Wimbledon is just around the corner. This summer the eyes of the world will be upon us once again as the world’s finest tennis players meet at the iconic venue to battle it out while we sip champagne and enjoy fresh strawberries with lashings of cream. Wimbledon is a British institution, and to celebrate the world-famous tournament we’ll be offering a special promotion from the 1st to the 14th of July.
We’ll be giving away a free tennis ball with all orders. That’s right! Absolutely all of them. What better way to enjoy the spirit of Wimbledon with your furry friend? While we don’t expect you to teach your dog to play tennis (they don’t have thumbs which can make holding a racket tricky), they can still get into the spirit of things by playing the next best thing… A nice game of fetch!
Playing fetch is the quintessential activity for happy pet parents (and even happier pets). It’s a fun game for both and involves pet and parent working together in perfect harmony. It not only helps to keep your dog active, but it can also bring the two of you closer together. That said, it can be perplexing to owners when they throw their tennis ball with an exultant cry of “Fetch!”... Only for their cuddly canine to stare back at them blankly as though they’ve just been asked the reciprocal of pi.
If the game of fetch eludes your beloved pet, we’ve compiled this fun tutorial to help you and them get into the Wimbledon spirit together.
Game, set and app!
If your best efforts to teach your pet fetch (or sit, or roll over or any other tricks) are met with frustration time after time, tech-loving pet parents may benefit from a dog training app. While the app won’t do all the work for you, it can provide guidance and support while allowing you to track the progress you and your dog make together.
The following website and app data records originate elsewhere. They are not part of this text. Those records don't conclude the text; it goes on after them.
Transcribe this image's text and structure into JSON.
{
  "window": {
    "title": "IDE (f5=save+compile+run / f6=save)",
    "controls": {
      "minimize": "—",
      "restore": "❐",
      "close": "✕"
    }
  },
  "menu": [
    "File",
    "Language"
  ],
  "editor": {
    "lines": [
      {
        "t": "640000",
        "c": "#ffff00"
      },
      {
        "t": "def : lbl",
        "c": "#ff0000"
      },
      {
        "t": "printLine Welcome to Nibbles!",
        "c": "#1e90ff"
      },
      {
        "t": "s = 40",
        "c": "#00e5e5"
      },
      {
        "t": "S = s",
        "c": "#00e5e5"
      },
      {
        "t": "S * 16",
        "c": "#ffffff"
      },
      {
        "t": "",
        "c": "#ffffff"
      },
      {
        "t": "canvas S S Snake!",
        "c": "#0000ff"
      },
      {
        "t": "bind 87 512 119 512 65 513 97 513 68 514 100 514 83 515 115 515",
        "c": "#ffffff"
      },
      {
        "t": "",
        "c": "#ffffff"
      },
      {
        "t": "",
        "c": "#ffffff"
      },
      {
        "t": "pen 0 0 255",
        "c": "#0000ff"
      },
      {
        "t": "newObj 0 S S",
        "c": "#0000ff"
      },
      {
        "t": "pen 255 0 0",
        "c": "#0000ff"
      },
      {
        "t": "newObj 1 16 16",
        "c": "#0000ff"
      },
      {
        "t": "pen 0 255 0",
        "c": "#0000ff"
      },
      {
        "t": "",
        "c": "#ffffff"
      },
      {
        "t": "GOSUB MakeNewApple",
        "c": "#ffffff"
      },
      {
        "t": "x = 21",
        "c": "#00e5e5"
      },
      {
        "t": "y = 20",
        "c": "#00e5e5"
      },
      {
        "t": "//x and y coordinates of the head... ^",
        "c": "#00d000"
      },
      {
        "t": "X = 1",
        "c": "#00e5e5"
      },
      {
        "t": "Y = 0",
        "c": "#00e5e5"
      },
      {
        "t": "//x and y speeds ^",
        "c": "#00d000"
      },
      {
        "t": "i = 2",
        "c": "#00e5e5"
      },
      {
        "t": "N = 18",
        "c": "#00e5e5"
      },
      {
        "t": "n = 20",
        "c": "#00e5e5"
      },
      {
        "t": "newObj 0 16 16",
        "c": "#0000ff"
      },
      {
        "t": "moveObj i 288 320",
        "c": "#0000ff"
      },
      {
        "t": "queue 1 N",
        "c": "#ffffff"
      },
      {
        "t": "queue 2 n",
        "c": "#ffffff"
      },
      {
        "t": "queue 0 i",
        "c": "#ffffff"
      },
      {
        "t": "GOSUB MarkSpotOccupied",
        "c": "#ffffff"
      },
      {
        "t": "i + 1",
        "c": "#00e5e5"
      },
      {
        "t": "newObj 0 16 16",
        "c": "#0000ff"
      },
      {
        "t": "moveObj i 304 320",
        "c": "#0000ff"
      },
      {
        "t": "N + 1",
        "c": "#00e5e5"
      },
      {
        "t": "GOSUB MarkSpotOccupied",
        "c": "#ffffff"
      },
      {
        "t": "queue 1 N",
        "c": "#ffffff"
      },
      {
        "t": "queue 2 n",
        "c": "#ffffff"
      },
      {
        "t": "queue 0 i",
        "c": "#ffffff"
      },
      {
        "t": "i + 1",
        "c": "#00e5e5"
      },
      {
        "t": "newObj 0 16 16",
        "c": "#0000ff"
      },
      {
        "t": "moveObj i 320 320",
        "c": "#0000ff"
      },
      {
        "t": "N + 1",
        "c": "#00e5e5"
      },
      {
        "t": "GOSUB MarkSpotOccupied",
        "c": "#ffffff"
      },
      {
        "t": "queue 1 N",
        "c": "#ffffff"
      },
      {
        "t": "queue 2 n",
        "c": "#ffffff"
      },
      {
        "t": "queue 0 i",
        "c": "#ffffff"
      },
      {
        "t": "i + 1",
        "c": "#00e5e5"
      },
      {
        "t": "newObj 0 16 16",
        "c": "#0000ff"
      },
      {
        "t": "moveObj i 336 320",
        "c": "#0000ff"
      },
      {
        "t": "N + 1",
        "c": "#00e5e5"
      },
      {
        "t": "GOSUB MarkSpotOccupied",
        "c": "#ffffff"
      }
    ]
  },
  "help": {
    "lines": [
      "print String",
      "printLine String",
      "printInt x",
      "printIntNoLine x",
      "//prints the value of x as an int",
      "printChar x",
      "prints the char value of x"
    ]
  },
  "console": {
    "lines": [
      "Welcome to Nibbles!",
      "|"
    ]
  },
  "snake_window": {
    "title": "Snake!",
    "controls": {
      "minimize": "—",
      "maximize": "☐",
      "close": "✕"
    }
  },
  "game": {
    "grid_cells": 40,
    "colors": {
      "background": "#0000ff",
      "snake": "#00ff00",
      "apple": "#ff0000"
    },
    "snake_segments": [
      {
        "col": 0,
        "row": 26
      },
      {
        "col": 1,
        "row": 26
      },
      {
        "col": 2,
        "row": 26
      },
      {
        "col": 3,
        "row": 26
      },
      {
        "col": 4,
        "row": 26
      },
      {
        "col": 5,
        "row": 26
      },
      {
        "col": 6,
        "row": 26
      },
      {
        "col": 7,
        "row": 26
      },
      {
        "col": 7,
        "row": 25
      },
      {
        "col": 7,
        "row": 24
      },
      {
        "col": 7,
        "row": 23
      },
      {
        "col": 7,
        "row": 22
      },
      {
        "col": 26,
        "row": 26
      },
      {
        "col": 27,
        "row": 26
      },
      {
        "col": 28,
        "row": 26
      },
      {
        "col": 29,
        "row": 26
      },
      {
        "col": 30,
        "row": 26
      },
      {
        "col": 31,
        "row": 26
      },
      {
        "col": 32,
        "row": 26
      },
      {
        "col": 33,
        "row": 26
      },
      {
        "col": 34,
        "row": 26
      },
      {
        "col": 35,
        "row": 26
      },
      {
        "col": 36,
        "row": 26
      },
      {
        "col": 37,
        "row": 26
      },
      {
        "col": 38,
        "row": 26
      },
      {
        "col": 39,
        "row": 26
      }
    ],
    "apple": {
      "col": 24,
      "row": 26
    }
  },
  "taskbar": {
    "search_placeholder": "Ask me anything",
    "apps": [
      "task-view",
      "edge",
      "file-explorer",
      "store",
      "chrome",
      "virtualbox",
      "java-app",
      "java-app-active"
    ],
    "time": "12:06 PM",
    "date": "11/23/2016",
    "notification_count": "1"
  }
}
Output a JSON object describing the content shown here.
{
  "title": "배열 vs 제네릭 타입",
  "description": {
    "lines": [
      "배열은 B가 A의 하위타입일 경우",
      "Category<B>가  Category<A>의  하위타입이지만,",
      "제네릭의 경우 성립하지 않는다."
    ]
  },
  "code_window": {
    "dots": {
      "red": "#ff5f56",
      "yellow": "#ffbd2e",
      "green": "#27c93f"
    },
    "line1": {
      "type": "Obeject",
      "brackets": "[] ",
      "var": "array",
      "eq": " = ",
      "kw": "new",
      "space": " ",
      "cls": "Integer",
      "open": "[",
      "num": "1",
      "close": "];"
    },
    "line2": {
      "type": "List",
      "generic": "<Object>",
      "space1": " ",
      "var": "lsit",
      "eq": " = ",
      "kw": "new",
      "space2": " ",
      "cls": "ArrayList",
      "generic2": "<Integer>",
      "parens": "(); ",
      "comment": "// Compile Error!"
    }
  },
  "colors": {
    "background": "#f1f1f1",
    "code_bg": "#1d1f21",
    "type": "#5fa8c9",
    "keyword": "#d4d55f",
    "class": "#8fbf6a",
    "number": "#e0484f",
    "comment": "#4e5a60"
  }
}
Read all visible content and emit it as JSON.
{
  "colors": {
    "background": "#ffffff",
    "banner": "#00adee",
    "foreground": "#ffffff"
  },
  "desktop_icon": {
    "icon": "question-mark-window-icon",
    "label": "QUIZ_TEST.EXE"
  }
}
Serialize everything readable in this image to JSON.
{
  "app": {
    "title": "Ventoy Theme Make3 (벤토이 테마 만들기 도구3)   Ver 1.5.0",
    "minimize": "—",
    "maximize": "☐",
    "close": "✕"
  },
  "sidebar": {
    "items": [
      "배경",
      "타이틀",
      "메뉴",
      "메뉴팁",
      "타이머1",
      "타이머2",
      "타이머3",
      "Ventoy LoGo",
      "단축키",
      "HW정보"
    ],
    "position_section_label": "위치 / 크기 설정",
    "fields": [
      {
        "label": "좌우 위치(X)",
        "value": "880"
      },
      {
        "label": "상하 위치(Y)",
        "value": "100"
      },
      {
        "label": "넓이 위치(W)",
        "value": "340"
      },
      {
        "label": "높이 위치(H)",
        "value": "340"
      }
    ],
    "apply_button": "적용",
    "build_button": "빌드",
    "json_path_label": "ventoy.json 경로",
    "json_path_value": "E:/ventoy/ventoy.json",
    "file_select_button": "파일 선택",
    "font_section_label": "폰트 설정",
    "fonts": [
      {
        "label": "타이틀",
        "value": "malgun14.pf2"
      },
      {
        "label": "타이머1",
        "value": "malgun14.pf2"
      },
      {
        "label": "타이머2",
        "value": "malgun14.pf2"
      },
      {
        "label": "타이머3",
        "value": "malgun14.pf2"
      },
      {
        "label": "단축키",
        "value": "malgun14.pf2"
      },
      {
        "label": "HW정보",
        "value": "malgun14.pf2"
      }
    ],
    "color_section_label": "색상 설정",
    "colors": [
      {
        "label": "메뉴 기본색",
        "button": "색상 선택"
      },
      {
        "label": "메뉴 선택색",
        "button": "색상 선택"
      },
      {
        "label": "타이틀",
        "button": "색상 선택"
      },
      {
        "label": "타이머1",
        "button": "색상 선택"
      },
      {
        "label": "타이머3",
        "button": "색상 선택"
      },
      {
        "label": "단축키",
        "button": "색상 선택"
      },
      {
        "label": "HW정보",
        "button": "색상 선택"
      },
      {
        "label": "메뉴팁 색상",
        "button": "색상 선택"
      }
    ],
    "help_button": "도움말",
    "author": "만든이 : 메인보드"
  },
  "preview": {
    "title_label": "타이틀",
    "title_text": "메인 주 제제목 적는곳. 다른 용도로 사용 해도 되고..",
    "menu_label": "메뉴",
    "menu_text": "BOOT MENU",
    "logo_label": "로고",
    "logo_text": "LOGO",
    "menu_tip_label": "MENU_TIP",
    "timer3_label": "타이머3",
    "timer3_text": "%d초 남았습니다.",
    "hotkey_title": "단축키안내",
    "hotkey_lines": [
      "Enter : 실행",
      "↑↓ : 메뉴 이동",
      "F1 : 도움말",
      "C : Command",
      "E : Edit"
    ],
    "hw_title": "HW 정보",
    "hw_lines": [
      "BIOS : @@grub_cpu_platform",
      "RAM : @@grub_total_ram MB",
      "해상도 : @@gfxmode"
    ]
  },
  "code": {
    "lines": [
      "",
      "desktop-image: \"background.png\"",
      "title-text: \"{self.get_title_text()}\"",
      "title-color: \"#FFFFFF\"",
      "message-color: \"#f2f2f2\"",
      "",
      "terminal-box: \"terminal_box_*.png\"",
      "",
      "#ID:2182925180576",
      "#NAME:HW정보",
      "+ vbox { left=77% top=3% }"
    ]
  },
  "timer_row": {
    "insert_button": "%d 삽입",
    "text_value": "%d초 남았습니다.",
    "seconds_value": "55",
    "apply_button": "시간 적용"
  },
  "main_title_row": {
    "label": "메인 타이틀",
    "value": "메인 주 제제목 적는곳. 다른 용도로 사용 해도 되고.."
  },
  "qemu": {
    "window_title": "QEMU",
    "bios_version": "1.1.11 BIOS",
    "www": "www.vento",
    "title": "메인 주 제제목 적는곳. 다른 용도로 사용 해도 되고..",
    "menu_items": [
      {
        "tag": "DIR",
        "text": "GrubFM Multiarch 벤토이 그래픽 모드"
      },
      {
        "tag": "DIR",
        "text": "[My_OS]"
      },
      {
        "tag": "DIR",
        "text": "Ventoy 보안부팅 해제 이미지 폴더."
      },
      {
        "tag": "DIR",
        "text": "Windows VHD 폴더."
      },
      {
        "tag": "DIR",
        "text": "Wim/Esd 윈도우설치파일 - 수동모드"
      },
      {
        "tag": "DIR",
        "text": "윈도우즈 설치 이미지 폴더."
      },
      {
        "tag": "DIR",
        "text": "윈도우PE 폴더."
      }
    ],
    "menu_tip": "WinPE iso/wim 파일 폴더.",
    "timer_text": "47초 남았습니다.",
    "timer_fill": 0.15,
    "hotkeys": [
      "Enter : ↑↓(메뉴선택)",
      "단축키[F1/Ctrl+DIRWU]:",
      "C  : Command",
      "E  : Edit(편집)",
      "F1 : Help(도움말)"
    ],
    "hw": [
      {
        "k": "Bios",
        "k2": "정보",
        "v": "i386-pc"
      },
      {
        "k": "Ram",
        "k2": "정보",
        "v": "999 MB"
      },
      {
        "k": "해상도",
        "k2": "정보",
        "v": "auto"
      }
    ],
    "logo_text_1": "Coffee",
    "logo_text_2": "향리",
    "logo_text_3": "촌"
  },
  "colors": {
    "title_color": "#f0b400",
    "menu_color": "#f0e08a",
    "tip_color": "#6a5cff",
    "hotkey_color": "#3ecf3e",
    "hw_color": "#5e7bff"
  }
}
Some good ones include Dogo and Puppr. Okay, so they’re also the ones with the most adorable names. We don’t make the rules!
Whether you choose to use apps to help you to teach your dog this fun game or not, here are some steps to ensure that you’re both fully trained and ready to go by the time Wimbledon rolls around...
Introducing the fetch toy
You can start the game of fetch with your new tennis ball or any other aerodynamic toy of your choice. However, we’d advise against playing fetch with a stick. While it may be a time honoured tradition it can also lead to nasty injuries from tongue splinters to punctured eyes. Once you’ve decided on a good toy, you need to help your dog to build a relationship with it so that they can get excited about the game. If your dog hasn’t taken to fetch before it may be because they have no investment what was thrown or know that it was thrown for them.
Place your chosen toy close to you. As your dog gets closer to it, click on your clicker (or your in-app clicker) and give them a healthy dose of praise and a treat. If they touch their nose to the toy, repeat the process. This will help your dog to build positive associations with the fetch toy and will make the game more fun in the long run.
Get the toy moving
Now your dog associates the fetch toy with fuss and goodies. Great! The next step is moving it around so that you that the dog has to go out of their way to get it. Don’t throw it just yet. Just establish it as a moving object. Hold it at arm’s length and move it in different directions. Every time that cold wet nose touches the toy, reward your dog with some love and a treat.
Repeat this process until the dog has learned to follow the fetch toy.
Teaching grabbing behaviours
Now it’s time to start conditioning your dog to grab the fetch toy in their mouth. Place it on the ground at about arm's length but within reach. If your dog touches the toy with its nose as before, don’t reward it with a treat just yet. Give it some time to get curious about the toy. When it starts to nibble, bite or lick the toy, reward the behaviour in the usual way.
When they get around to picking the fetch toy in their mouths this is your cue to shower your beloved pet with treats and attention. Your dog now has the skills they need to start playing fetch!
Now your dog knows that picking up the fetch toy with their mouths leads to all-round merriment, we need to get them used to the mechanics of the game in a safe and stress-free environment. Starting out in the home is a good idea so long as you start small (the last thing you want is the fetch toy to start wreaking havoc around your house).
Start out by tossing the fetch toy just a couple of feet away. When they pick it up, click your clicker, treat and praise them. Repeat this until they have it down to an art, then combine this with the “come” command to get them to come to you with the fetch toy. When they bring it to you, take it from them, click, treat and fuss.
Take some time to throw the fetch toy farther and farther away (without destroying any picture frames or vases) until both of you are confident that you’ve mastered how the game works.
Taking the game outside
Believe it or not, this can be more complicated than you might expect. Don’t forget that your dog has been practicing in a familiar space where their scent is everywhere. Next, you’ll be taking the game into an environment where the distraction of new sights, sounds, and smells are plentiful.
If possible, start out in your back garden or another enclosed space. Or at the very least a walled off area like a local park. Practice your game in an off-peak time where there will be fewer people and (crucially) fewer other dogs.
Make sure you bring plenty of yummy treats with you to keep up the positive reinforcement and start off small, throwing the toy just a few feet away before going for increasingly robust and ambitious throws.
By the time Wimbledon comes around, the two of you will be volleying your new tennis ball back and forth like champs!